Wide-ranging bans on earmarks are forcing appropriations lobbyists to look for other avenues to find money for their clients.
Last week, House Democrats announced a ban on federal earmarks to corporations. House Republicans soon followed suit with a more extensive prohibition: banning all earmark requests from their caucus members.
Lobbyists are also turning their attention to the pursuit of federal grants administered by administration officials.
In other cases, lobbyists are seeking to link their corporate clients with nonprofits that are still eligible for earmarks from Democrats, at least, in both chambers.
At stake is billions of dollars for thousands of projects that have won congressional favor. According to an analysis by Taxpayers for Common Sense, a budget watchdog group, House Republicans sponsored more than 1,200 earmarks worth in total $1 billion in fiscal 2010.
In addition, there were more than 1,000 earmarks worth about $1.7 billion earmarked for companies in 2010.
Howard Marlowe, president of Marlowe & Co., said his firm has been lobbying in the House for a wind energy project for North Myrtle Beach, S.C., which is based in Rep. Henry Brown Jr.'s (R-S.C.) district.
With the House Republican ban on earmarks and Sen. Jim DeMint (R-S.C.) refusing to submit earmark requests, however, Marlowe and his client will have to rely on Sen. Lindsey GrahamLindsey GrahamTop admiral: North Korea crisis is 'worst I've seen' Comey to testify before Senate Judiciary Committee Overnight Defense: US moving missile defense system to South Korea | Dems want justification for Syria strike | Army pick pushes back against critics of LGBT record MORE (R-S.C.) for help.
“We have got to hope we can sell our client’s request to Sen. Graham,” Marlowe said. “If that doesn’t work, we will have to go to Plan B, which we don’t know yet.”
Marlowe worried, however, that Graham will be overwhelmed with earmark requests from other South Carolina sources. The likelihood that everyone’s needs would be satisfied is unlikely, Marlowe said.
Others on K Street are working on their grant-writing skills. Some believe competitive grant programs run by the Obama administration are probably the best shot at securing federal funds for their clients.
“You should be working with the administration and not be relying solely on Congress for funds,” said David Whitestone, a partner at Holland & Knight.
Other lobbyists are stressing that their clients fall outside of the Democratic earmark ban. Gregory Gill, a partner at Venable, said he is stressing to Capitol Hill aides that his firm’s clients are nonprofits, and that the earmarked funds will be put to good use and not embarrass lawmakers.

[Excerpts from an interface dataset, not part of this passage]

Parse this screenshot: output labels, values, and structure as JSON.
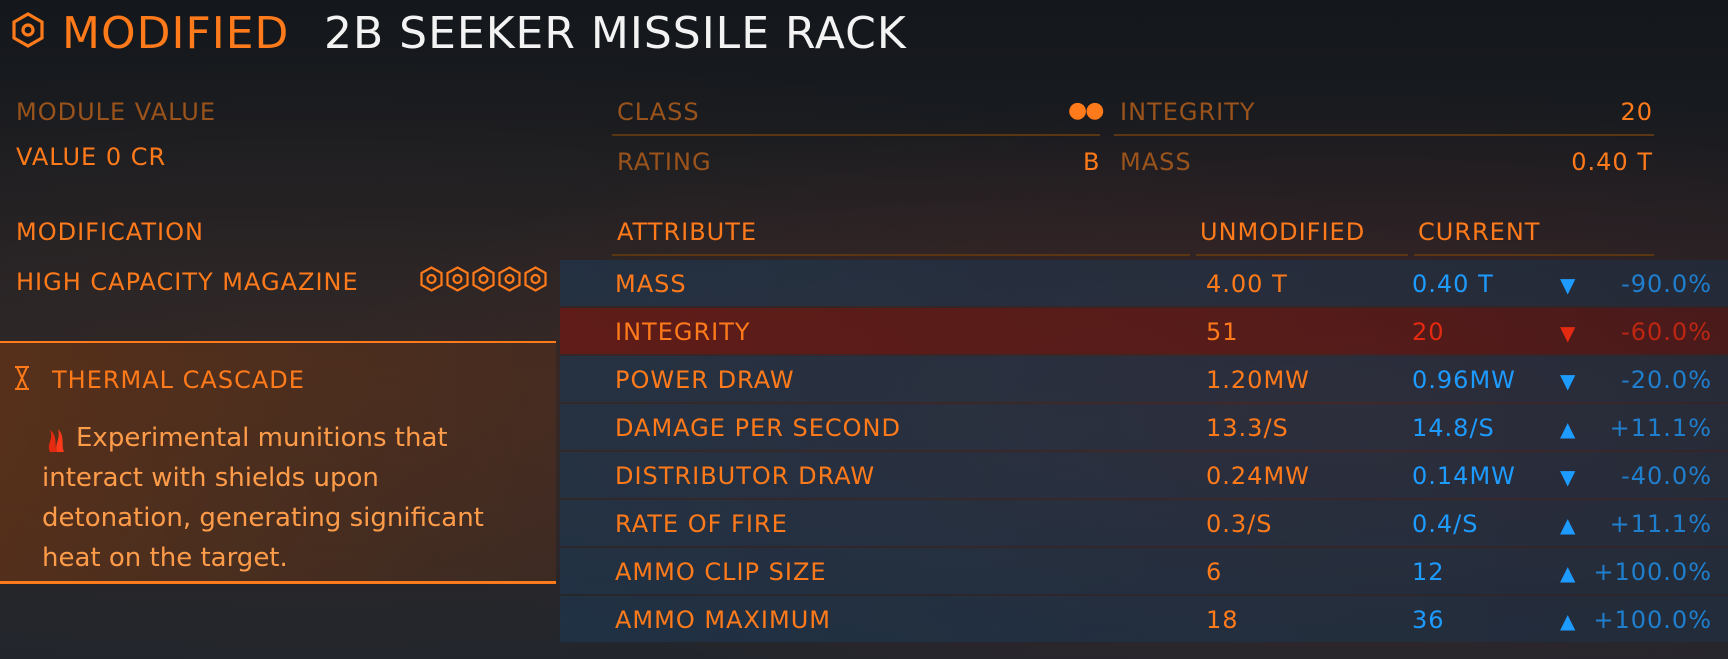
{
  "header": {
    "status": "MODIFIED",
    "title": "2B SEEKER MISSILE RACK"
  },
  "module_value": {
    "label": "MODULE VALUE",
    "value": "VALUE 0 CR"
  },
  "info": {
    "class_label": "CLASS",
    "class_value": "●●",
    "rating_label": "RATING",
    "rating_value": "B",
    "integrity_label": "INTEGRITY",
    "integrity_value": "20",
    "mass_label": "MASS",
    "mass_value": "0.40 T"
  },
  "modification": {
    "label": "MODIFICATION",
    "value": "HIGH CAPACITY MAGAZINE",
    "grade": 5
  },
  "experimental": {
    "title": "THERMAL CASCADE",
    "description": "Experimental munitions that interact with shields upon detonation, generating significant heat on the target."
  },
  "table": {
    "headers": {
      "attribute": "ATTRIBUTE",
      "unmodified": "UNMODIFIED",
      "current": "CURRENT"
    },
    "rows": [
      {
        "attribute": "MASS",
        "unmodified": "4.00 T",
        "current": "0.40 T",
        "direction": "down",
        "change": "-90.0%",
        "good": true
      },
      {
        "attribute": "INTEGRITY",
        "unmodified": "51",
        "current": "20",
        "direction": "down",
        "change": "-60.0%",
        "good": false
      },
      {
        "attribute": "POWER DRAW",
        "unmodified": "1.20MW",
        "current": "0.96MW",
        "direction": "down",
        "change": "-20.0%",
        "good": true
      },
      {
        "attribute": "DAMAGE PER SECOND",
        "unmodified": "13.3/S",
        "current": "14.8/S",
        "direction": "up",
        "change": "+11.1%",
        "good": true
      },
      {
        "attribute": "DISTRIBUTOR DRAW",
        "unmodified": "0.24MW",
        "current": "0.14MW",
        "direction": "down",
        "change": "-40.0%",
        "good": true
      },
      {
        "attribute": "RATE OF FIRE",
        "unmodified": "0.3/S",
        "current": "0.4/S",
        "direction": "up",
        "change": "+11.1%",
        "good": true
      },
      {
        "attribute": "AMMO CLIP SIZE",
        "unmodified": "6",
        "current": "12",
        "direction": "up",
        "change": "+100.0%",
        "good": true
      },
      {
        "attribute": "AMMO MAXIMUM",
        "unmodified": "18",
        "current": "36",
        "direction": "up",
        "change": "+100.0%",
        "good": true
      }
    ]
  },
  "colors": {
    "accent": "#ff7a1a",
    "good": "#1e9bff",
    "bad": "#e42a10",
    "title": "#f1f1f1"
  }
}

Despite the reassurance, though, the climate for spending requests is becoming more and more toxic each day.
“The more the earmarks become the cause célèbre, the harder it is going to be to separate the good from the bad,” Gill said. “It is difficult to have a reasonable conversation with a staff member about an earmark request when they are being bombarded by the press and everyone else on how bad they are.”
Another appropriations lobbyist said he expected that for-profit companies will step up efforts to try to partner with his nonprofit clients to secure federal money. Universities and other nonprofit entities would then pay out money from the earmark to the company.
Compounding K Street’s frustration with the earmark bans is the fact that they will apply not only to spending bills but to other pieces of legislation as well.
“They are afraid the ban will carry over to the highway bill. And I think it will, and that bill is the biggest earmarking exercise in the history of Congress,” the lobbyist said.
One big fear is the administration will again forbid federal employees from discussing specific projects with lobbyists, a ban it imposed on the economic stimulus package.
“Our ability to make the case for various projects will be severely hampered or at a minimum diminished by administration officials,” said the lobbyist.
Questions remain over the process, however, due to the disagreement between the House and the Senate on how best to handle doling out funds for lawmakers’ pet projects.
One overriding concern is if the Senate can convince the House to include earmarks in the spending bills in conference committee.
“What does the House do? Roll over? I don’t know,” Marlowe said. “This is worrisome because it is new territory. People don’t know what the impact will be, including members of Congress.”